  56. ^ Storrod, Michelle L.; Densley, James A. (2016-11-28). "'Going viral' and 'Going country': the expressive and instrumental activities of street gangs on social media". Journal of Youth Studies. 20 (6): 677–696. doi:10.1080/13676261.2016.1260694. ISSN 1367-6261.
  57. ^ "The Violence Project (@theviolencepro) | Twitter". twitter.com. Retrieved 2018-07-31.
  58. ^ "Minnesota researchers create mass shooting database". AP News.

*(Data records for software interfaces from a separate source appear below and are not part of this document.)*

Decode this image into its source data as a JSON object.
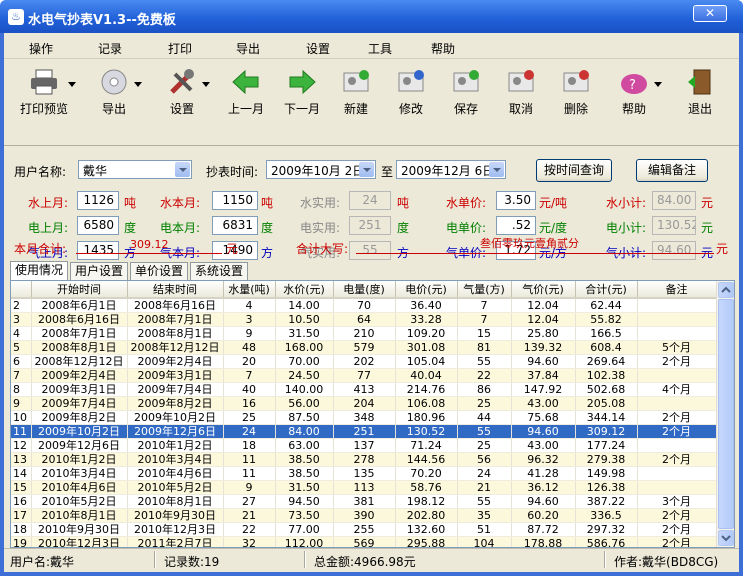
{
  "window": {
    "title": "水电气抄表V1.3--免费板",
    "close": "✕"
  },
  "menu": [
    "操作",
    "记录",
    "打印",
    "导出",
    "设置",
    "工具",
    "帮助"
  ],
  "toolbar": [
    {
      "label": "打印预览",
      "icon": "printer-icon"
    },
    {
      "label": "导出",
      "icon": "export-disc-icon"
    },
    {
      "label": "设置",
      "icon": "tools-icon"
    },
    {
      "label": "上一月",
      "icon": "arrow-left-icon"
    },
    {
      "label": "下一月",
      "icon": "arrow-right-icon"
    },
    {
      "label": "新建",
      "icon": "new-record-icon"
    },
    {
      "label": "修改",
      "icon": "edit-record-icon"
    },
    {
      "label": "保存",
      "icon": "save-record-icon"
    },
    {
      "label": "取消",
      "icon": "cancel-record-icon"
    },
    {
      "label": "删除",
      "icon": "delete-record-icon"
    },
    {
      "label": "帮助",
      "icon": "help-icon"
    },
    {
      "label": "退出",
      "icon": "exit-door-icon"
    }
  ],
  "form": {
    "user_label": "用户名称:",
    "user_value": "戴华",
    "time_label": "抄表时间:",
    "date_from": "2009年10月 2日",
    "to": "至",
    "date_to": "2009年12月 6日",
    "query_btn": "按时间查询",
    "edit_note_btn": "编辑备注",
    "water": {
      "last_label": "水上月:",
      "last": "1126",
      "this_label": "水本月:",
      "this": "1150",
      "unit": "吨",
      "used_label": "水实用:",
      "used": "24",
      "price_label": "水单价:",
      "price": "3.50",
      "price_unit": "元/吨",
      "sub_label": "水小计:",
      "sub": "84.00",
      "sub_unit": "元"
    },
    "elec": {
      "last_label": "电上月:",
      "last": "6580",
      "this_label": "电本月:",
      "this": "6831",
      "unit": "度",
      "used_label": "电实用:",
      "used": "251",
      "price_label": "电单价:",
      "price": ".52",
      "price_unit": "元/度",
      "sub_label": "电小计:",
      "sub": "130.52",
      "sub_unit": "元"
    },
    "gas": {
      "last_label": "气上月:",
      "last": "1435",
      "this_label": "气本月:",
      "this": "1490",
      "unit": "方",
      "used_label": "气实用:",
      "used": "55",
      "price_label": "气单价:",
      "price": "1.72",
      "price_unit": "元/方",
      "sub_label": "气小计:",
      "sub": "94.60",
      "sub_unit": "元"
    },
    "total_label": "本月合计:",
    "total_value": "309.12",
    "total_unit": "元",
    "caps_label": "合计大写:",
    "caps_value": "叁佰零玖元壹角贰分",
    "caps_unit": "元"
  },
  "tabs": [
    "使用情况",
    "用户设置",
    "单价设置",
    "系统设置"
  ],
  "grid": {
    "columns": [
      "",
      "开始时间",
      "结束时间",
      "水量(吨)",
      "水价(元)",
      "电量(度)",
      "电价(元)",
      "气量(方)",
      "气价(元)",
      "合计(元)",
      "备注"
    ],
    "rows": [
      [
        "2",
        "2008年6月1日",
        "2008年6月16日",
        "4",
        "14.00",
        "70",
        "36.40",
        "7",
        "12.04",
        "62.44",
        ""
      ],
      [
        "3",
        "2008年6月16日",
        "2008年7月1日",
        "3",
        "10.50",
        "64",
        "33.28",
        "7",
        "12.04",
        "55.82",
        ""
      ],
      [
        "4",
        "2008年7月1日",
        "2008年8月1日",
        "9",
        "31.50",
        "210",
        "109.20",
        "15",
        "25.80",
        "166.5",
        ""
      ],
      [
        "5",
        "2008年8月1日",
        "2008年12月12日",
        "48",
        "168.00",
        "579",
        "301.08",
        "81",
        "139.32",
        "608.4",
        "5个月"
      ],
      [
        "6",
        "2008年12月12日",
        "2009年2月4日",
        "20",
        "70.00",
        "202",
        "105.04",
        "55",
        "94.60",
        "269.64",
        "2个月"
      ],
      [
        "7",
        "2009年2月4日",
        "2009年3月1日",
        "7",
        "24.50",
        "77",
        "40.04",
        "22",
        "37.84",
        "102.38",
        ""
      ],
      [
        "8",
        "2009年3月1日",
        "2009年7月4日",
        "40",
        "140.00",
        "413",
        "214.76",
        "86",
        "147.92",
        "502.68",
        "4个月"
      ],
      [
        "9",
        "2009年7月4日",
        "2009年8月2日",
        "16",
        "56.00",
        "204",
        "106.08",
        "25",
        "43.00",
        "205.08",
        ""
      ],
      [
        "10",
        "2009年8月2日",
        "2009年10月2日",
        "25",
        "87.50",
        "348",
        "180.96",
        "44",
        "75.68",
        "344.14",
        "2个月"
      ],
      [
        "11",
        "2009年10月2日",
        "2009年12月6日",
        "24",
        "84.00",
        "251",
        "130.52",
        "55",
        "94.60",
        "309.12",
        "2个月"
      ],
      [
        "12",
        "2009年12月6日",
        "2010年1月2日",
        "18",
        "63.00",
        "137",
        "71.24",
        "25",
        "43.00",
        "177.24",
        ""
      ],
      [
        "13",
        "2010年1月2日",
        "2010年3月4日",
        "11",
        "38.50",
        "278",
        "144.56",
        "56",
        "96.32",
        "279.38",
        "2个月"
      ],
      [
        "14",
        "2010年3月4日",
        "2010年4月6日",
        "11",
        "38.50",
        "135",
        "70.20",
        "24",
        "41.28",
        "149.98",
        ""
      ],
      [
        "15",
        "2010年4月6日",
        "2010年5月2日",
        "9",
        "31.50",
        "113",
        "58.76",
        "21",
        "36.12",
        "126.38",
        ""
      ],
      [
        "16",
        "2010年5月2日",
        "2010年8月1日",
        "27",
        "94.50",
        "381",
        "198.12",
        "55",
        "94.60",
        "387.22",
        "3个月"
      ],
      [
        "17",
        "2010年8月1日",
        "2010年9月30日",
        "21",
        "73.50",
        "390",
        "202.80",
        "35",
        "60.20",
        "336.5",
        "2个月"
      ],
      [
        "18",
        "2010年9月30日",
        "2010年12月3日",
        "22",
        "77.00",
        "255",
        "132.60",
        "51",
        "87.72",
        "297.32",
        "2个月"
      ],
      [
        "19",
        "2010年12月3日",
        "2011年2月7日",
        "32",
        "112.00",
        "569",
        "295.88",
        "104",
        "178.88",
        "586.76",
        "2个月"
      ]
    ],
    "selected_row": 9
  },
  "status": {
    "user": "用户名:戴华",
    "count": "记录数:19",
    "total": "总金额:4966.98元",
    "author": "作者:戴华(BD8CG)"
  }
}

Retrieved 2018-07-31.
  59. ^ Densley, James; Peterson, Jillian. "School shooters usually show these signs of distress long before they open fire, our database shows". The Conversation. Retrieved 2019-04-21.

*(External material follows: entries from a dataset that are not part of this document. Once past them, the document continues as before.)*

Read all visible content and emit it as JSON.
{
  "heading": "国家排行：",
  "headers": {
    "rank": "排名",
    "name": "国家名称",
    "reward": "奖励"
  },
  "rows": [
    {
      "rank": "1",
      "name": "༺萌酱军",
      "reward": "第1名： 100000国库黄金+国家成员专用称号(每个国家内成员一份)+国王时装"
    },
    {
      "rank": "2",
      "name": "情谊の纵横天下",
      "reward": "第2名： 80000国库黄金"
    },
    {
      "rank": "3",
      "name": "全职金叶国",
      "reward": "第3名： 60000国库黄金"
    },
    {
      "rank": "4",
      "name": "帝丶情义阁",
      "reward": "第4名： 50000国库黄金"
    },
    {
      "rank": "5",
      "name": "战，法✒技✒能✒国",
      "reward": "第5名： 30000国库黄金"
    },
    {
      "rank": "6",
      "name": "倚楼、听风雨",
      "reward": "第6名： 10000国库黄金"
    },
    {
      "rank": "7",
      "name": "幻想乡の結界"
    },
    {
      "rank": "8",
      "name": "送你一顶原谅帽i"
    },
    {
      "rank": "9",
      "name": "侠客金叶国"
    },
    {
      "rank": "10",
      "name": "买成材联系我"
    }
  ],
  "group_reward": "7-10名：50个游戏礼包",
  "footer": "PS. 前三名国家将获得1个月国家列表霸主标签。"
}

  60. ^ "School shootings didn't start in 1999 at Columbine. Here's why that disaster became a blueprint for other killers and created the 'Columbine generation'". The Washington Post. April 18, 2019.
  61. ^ Shockman, Elizabeth. "Minnesota researchers say we're still getting school safety wrong". www.mprnews.org. Retrieved 2019-04-21.
  62. ^ Shamus, Kristen Jordan. "America changed: Anxiety simmers as mass shootings loom any time, anywhere". Detroit Free Press. Retrieved 2019-08-11.
  63. ^ "Op-Ed: We have studied every mass shooting since 1966. Here's what we've learned about the shooters". Los Angeles Times. 2019-08-04. Retrieved 2019-08-11.
  64. ^ "Mass shootings: Experts say violence is contagious, and 24/7 news cycle doesn't help". NBC News. Retrieved 2019-08-11.[verification needed]
  65. ^ "How a Minnesota program could become the new standard in crisis intervention training". Star Tribune. Retrieved 2018-07-31.
  66. ^ Collins, Jon. "Minnetonka cops connect with mental health workers to defuse crises". Minnesota Public Radio News. Retrieved 2018-09-04.
  67. ^ Peterson, Jillian; Densley, James; Erickson, Gina (2019-07-30). "Evaluation of 'the R-Model' crisis intervention de-escalation training for law enforcement". The Police Journal: 0032258X19864997. doi:10.1177/0032258X19864997. ISSN 0032-258X.
  68. ^ "Prof. James Densley recognized with UK Prime Minister's Points of Light Award". www.metrostate.edu. Retrieved 2019-06-16.
  69. ^ "PsycNET". psycnet.apa.org. Retrieved 2019-06-16.
  70. ^ "Growing Against Violence". Points of Light. 2017-08-29. Retrieved 2019-06-16.
  71. ^ "Growing Against Violence - Points of Light". Points of Light. 2017-08-30. Retrieved 2018-07-19.
  72. ^ Jihadi Apprentice. ISBN 9781950806010.

External linksEdit